EXTRACTED INFORMATION:
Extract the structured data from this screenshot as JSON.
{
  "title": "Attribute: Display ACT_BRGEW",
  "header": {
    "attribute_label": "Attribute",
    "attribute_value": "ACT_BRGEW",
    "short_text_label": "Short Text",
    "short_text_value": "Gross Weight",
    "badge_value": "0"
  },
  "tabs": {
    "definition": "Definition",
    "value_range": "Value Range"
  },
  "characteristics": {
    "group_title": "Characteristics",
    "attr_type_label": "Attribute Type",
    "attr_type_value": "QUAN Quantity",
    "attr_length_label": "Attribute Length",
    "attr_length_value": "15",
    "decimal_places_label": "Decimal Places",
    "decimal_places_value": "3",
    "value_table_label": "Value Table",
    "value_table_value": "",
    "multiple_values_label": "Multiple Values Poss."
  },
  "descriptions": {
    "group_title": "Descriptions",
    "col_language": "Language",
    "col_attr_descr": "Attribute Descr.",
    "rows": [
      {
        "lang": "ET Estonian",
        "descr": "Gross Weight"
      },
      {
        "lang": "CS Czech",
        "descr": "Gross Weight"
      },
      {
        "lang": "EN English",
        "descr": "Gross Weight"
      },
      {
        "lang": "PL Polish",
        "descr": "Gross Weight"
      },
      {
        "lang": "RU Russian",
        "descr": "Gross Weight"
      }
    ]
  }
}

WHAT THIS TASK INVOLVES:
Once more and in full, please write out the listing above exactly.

WRITTEN ANSWER:
Extract the structured data from this screenshot as JSON.
{
  "title": "Attribute: Display ACT_BRGEW",
  "header": {
    "attribute_label": "Attribute",
    "attribute_value": "ACT_BRGEW",
    "short_text_label": "Short Text",
    "short_text_value": "Gross Weight",
    "badge_value": "0"
  },
  "tabs": {
    "definition": "Definition",
    "value_range": "Value Range"
  },
  "characteristics": {
    "group_title": "Characteristics",
    "attr_type_label": "Attribute Type",
    "attr_type_value": "QUAN Quantity",
    "attr_length_label": "Attribute Length",
    "attr_length_value": "15",
    "decimal_places_label": "Decimal Places",
    "decimal_places_value": "3",
    "value_table_label": "Value Table",
    "value_table_value": "",
    "multiple_values_label": "Multiple Values Poss."
  },
  "descriptions": {
    "group_title": "Descriptions",
    "col_language": "Language",
    "col_attr_descr": "Attribute Descr.",
    "rows": [
      {
        "lang": "ET Estonian",
        "descr": "Gross Weight"
      },
      {
        "lang": "CS Czech",
        "descr": "Gross Weight"
      },
      {
        "lang": "EN English",
        "descr": "Gross Weight"
      },
      {
        "lang": "PL Polish",
        "descr": "Gross Weight"
      },
      {
        "lang": "RU Russian",
        "descr": "Gross Weight"
      }
    ]
  }
}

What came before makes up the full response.